* Exercise brief *
Return each line of the material verbatim.

* Input for this task *
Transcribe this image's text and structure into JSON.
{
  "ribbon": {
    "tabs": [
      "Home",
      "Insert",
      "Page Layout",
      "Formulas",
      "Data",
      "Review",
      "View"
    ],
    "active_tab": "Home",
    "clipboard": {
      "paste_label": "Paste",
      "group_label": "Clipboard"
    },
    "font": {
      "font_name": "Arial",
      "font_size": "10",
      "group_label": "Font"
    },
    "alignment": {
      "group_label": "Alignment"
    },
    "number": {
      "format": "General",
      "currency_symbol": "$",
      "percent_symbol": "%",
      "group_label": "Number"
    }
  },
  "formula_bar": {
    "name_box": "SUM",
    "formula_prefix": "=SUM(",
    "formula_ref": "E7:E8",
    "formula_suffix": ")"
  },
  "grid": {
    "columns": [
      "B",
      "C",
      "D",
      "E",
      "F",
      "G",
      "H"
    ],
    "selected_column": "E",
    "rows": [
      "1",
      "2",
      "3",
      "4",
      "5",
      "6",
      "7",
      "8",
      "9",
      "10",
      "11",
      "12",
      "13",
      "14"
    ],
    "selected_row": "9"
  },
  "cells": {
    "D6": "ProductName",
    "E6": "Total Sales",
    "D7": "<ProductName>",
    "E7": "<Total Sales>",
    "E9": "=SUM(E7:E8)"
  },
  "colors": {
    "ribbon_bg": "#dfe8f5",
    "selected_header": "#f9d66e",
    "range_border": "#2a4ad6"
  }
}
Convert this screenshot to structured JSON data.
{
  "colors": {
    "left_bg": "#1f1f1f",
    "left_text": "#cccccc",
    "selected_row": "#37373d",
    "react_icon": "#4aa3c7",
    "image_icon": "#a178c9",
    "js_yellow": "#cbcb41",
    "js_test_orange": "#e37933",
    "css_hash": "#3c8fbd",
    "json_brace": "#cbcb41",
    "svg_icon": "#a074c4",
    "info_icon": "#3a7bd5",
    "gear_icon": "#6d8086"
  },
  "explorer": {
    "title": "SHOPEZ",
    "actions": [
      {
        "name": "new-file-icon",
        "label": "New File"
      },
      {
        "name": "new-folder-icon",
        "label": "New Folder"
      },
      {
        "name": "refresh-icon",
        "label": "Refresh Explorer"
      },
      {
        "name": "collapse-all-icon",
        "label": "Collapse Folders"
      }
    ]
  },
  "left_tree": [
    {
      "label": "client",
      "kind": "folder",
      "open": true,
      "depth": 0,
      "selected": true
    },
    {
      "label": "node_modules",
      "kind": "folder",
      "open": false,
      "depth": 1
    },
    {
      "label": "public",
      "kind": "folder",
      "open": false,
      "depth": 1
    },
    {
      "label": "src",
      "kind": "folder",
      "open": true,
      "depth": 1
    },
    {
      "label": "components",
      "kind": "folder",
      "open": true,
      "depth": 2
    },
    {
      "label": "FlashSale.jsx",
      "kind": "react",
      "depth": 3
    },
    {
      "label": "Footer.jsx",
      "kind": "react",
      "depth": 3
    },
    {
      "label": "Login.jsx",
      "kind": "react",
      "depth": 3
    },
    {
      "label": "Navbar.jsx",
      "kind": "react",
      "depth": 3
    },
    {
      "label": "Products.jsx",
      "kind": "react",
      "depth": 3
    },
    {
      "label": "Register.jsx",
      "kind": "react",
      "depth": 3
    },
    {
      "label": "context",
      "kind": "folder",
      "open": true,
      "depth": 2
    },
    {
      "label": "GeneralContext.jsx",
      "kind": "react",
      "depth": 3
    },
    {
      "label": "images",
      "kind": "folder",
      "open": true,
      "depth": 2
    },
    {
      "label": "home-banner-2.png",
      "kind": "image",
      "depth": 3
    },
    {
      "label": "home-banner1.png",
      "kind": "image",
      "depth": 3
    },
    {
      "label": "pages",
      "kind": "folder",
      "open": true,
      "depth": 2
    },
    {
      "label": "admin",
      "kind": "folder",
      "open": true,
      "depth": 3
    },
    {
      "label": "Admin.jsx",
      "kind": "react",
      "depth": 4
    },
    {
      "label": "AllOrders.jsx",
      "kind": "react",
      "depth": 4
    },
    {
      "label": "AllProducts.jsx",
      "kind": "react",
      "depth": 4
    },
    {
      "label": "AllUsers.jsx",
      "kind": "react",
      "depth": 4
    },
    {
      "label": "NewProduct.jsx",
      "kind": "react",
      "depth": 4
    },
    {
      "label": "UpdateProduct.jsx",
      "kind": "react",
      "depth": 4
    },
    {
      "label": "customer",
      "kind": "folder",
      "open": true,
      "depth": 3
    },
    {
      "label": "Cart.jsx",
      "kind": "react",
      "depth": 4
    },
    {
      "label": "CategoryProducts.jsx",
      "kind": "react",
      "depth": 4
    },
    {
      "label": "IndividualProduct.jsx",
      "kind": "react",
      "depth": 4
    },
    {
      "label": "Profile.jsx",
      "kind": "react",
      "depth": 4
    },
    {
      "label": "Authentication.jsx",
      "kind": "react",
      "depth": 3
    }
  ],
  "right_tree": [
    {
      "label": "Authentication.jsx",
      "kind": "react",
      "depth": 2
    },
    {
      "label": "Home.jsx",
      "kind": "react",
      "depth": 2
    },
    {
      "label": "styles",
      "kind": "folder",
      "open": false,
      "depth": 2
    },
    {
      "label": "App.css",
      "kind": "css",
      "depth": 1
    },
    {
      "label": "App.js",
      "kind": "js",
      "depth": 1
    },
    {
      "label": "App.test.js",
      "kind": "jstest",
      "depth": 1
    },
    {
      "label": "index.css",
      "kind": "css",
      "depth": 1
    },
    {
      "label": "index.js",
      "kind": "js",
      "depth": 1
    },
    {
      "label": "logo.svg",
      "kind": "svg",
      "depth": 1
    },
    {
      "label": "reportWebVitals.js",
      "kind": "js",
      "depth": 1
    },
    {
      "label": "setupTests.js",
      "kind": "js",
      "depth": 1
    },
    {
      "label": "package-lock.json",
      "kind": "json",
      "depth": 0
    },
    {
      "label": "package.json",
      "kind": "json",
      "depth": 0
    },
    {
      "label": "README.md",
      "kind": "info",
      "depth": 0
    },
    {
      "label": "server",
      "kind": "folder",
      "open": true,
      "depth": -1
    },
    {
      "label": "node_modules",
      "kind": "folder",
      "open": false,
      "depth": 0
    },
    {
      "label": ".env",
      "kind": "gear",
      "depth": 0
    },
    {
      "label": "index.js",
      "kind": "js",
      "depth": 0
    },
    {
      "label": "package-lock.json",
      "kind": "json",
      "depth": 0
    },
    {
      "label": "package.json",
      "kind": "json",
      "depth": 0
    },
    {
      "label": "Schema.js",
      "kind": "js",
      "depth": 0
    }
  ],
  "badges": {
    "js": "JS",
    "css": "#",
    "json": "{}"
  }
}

* Result of the task *
Transcribe this image's text and structure into JSON.
{
  "ribbon": {
    "tabs": [
      "Home",
      "Insert",
      "Page Layout",
      "Formulas",
      "Data",
      "Review",
      "View"
    ],
    "active_tab": "Home",
    "clipboard": {
      "paste_label": "Paste",
      "group_label": "Clipboard"
    },
    "font": {
      "font_name": "Arial",
      "font_size": "10",
      "group_label": "Font"
    },
    "alignment": {
      "group_label": "Alignment"
    },
    "number": {
      "format": "General",
      "currency_symbol": "$",
      "percent_symbol": "%",
      "group_label": "Number"
    }
  },
  "formula_bar": {
    "name_box": "SUM",
    "formula_prefix": "=SUM(",
    "formula_ref": "E7:E8",
    "formula_suffix": ")"
  },
  "grid": {
    "columns": [
      "B",
      "C",
      "D",
      "E",
      "F",
      "G",
      "H"
    ],
    "selected_column": "E",
    "rows": [
      "1",
      "2",
      "3",
      "4",
      "5",
      "6",
      "7",
      "8",
      "9",
      "10",
      "11",
      "12",
      "13",
      "14"
    ],
    "selected_row": "9"
  },
  "cells": {
    "D6": "ProductName",
    "E6": "Total Sales",
    "D7": "<ProductName>",
    "E7": "<Total Sales>",
    "E9": "=SUM(E7:E8)"
  },
  "colors": {
    "ribbon_bg": "#dfe8f5",
    "selected_header": "#f9d66e",
    "range_border": "#2a4ad6"
  }
}
Convert this screenshot to structured JSON data.
{
  "colors": {
    "left_bg": "#1f1f1f",
    "left_text": "#cccccc",
    "selected_row": "#37373d",
    "react_icon": "#4aa3c7",
    "image_icon": "#a178c9",
    "js_yellow": "#cbcb41",
    "js_test_orange": "#e37933",
    "css_hash": "#3c8fbd",
    "json_brace": "#cbcb41",
    "svg_icon": "#a074c4",
    "info_icon": "#3a7bd5",
    "gear_icon": "#6d8086"
  },
  "explorer": {
    "title": "SHOPEZ",
    "actions": [
      {
        "name": "new-file-icon",
        "label": "New File"
      },
      {
        "name": "new-folder-icon",
        "label": "New Folder"
      },
      {
        "name": "refresh-icon",
        "label": "Refresh Explorer"
      },
      {
        "name": "collapse-all-icon",
        "label": "Collapse Folders"
      }
    ]
  },
  "left_tree": [
    {
      "label": "client",
      "kind": "folder",
      "open": true,
      "depth": 0,
      "selected": true
    },
    {
      "label": "node_modules",
      "kind": "folder",
      "open": false,
      "depth": 1
    },
    {
      "label": "public",
      "kind": "folder",
      "open": false,
      "depth": 1
    },
    {
      "label": "src",
      "kind": "folder",
      "open": true,
      "depth": 1
    },
    {
      "label": "components",
      "kind": "folder",
      "open": true,
      "depth": 2
    },
    {
      "label": "FlashSale.jsx",
      "kind": "react",
      "depth": 3
    },
    {
      "label": "Footer.jsx",
      "kind": "react",
      "depth": 3
    },
    {
      "label": "Login.jsx",
      "kind": "react",
      "depth": 3
    },
    {
      "label": "Navbar.jsx",
      "kind": "react",
      "depth": 3
    },
    {
      "label": "Products.jsx",
      "kind": "react",
      "depth": 3
    },
    {
      "label": "Register.jsx",
      "kind": "react",
      "depth": 3
    },
    {
      "label": "context",
      "kind": "folder",
      "open": true,
      "depth": 2
    },
    {
      "label": "GeneralContext.jsx",
      "kind": "react",
      "depth": 3
    },
    {
      "label": "images",
      "kind": "folder",
      "open": true,
      "depth": 2
    },
    {
      "label": "home-banner-2.png",
      "kind": "image",
      "depth": 3
    },
    {
      "label": "home-banner1.png",
      "kind": "image",
      "depth": 3
    },
    {
      "label": "pages",
      "kind": "folder",
      "open": true,
      "depth": 2
    },
    {
      "label": "admin",
      "kind": "folder",
      "open": true,
      "depth": 3
    },
    {
      "label": "Admin.jsx",
      "kind": "react",
      "depth": 4
    },
    {
      "label": "AllOrders.jsx",
      "kind": "react",
      "depth": 4
    },
    {
      "label": "AllProducts.jsx",
      "kind": "react",
      "depth": 4
    },
    {
      "label": "AllUsers.jsx",
      "kind": "react",
      "depth": 4
    },
    {
      "label": "NewProduct.jsx",
      "kind": "react",
      "depth": 4
    },
    {
      "label": "UpdateProduct.jsx",
      "kind": "react",
      "depth": 4
    },
    {
      "label": "customer",
      "kind": "folder",
      "open": true,
      "depth": 3
    },
    {
      "label": "Cart.jsx",
      "kind": "react",
      "depth": 4
    },
    {
      "label": "CategoryProducts.jsx",
      "kind": "react",
      "depth": 4
    },
    {
      "label": "IndividualProduct.jsx",
      "kind": "react",
      "depth": 4
    },
    {
      "label": "Profile.jsx",
      "kind": "react",
      "depth": 4
    },
    {
      "label": "Authentication.jsx",
      "kind": "react",
      "depth": 3
    }
  ],
  "right_tree": [
    {
      "label": "Authentication.jsx",
      "kind": "react",
      "depth": 2
    },
    {
      "label": "Home.jsx",
      "kind": "react",
      "depth": 2
    },
    {
      "label": "styles",
      "kind": "folder",
      "open": false,
      "depth": 2
    },
    {
      "label": "App.css",
      "kind": "css",
      "depth": 1
    },
    {
      "label": "App.js",
      "kind": "js",
      "depth": 1
    },
    {
      "label": "App.test.js",
      "kind": "jstest",
      "depth": 1
    },
    {
      "label": "index.css",
      "kind": "css",
      "depth": 1
    },
    {
      "label": "index.js",
      "kind": "js",
      "depth": 1
    },
    {
      "label": "logo.svg",
      "kind": "svg",
      "depth": 1
    },
    {
      "label": "reportWebVitals.js",
      "kind": "js",
      "depth": 1
    },
    {
      "label": "setupTests.js",
      "kind": "js",
      "depth": 1
    },
    {
      "label": "package-lock.json",
      "kind": "json",
      "depth": 0
    },
    {
      "label": "package.json",
      "kind": "json",
      "depth": 0
    },
    {
      "label": "README.md",
      "kind": "info",
      "depth": 0
    },
    {
      "label": "server",
      "kind": "folder",
      "open": true,
      "depth": -1
    },
    {
      "label": "node_modules",
      "kind": "folder",
      "open": false,
      "depth": 0
    },
    {
      "label": ".env",
      "kind": "gear",
      "depth": 0
    },
    {
      "label": "index.js",
      "kind": "js",
      "depth": 0
    },
    {
      "label": "package-lock.json",
      "kind": "json",
      "depth": 0
    },
    {
      "label": "package.json",
      "kind": "json",
      "depth": 0
    },
    {
      "label": "Schema.js",
      "kind": "js",
      "depth": 0
    }
  ],
  "badges": {
    "js": "JS",
    "css": "#",
    "json": "{}"
  }
}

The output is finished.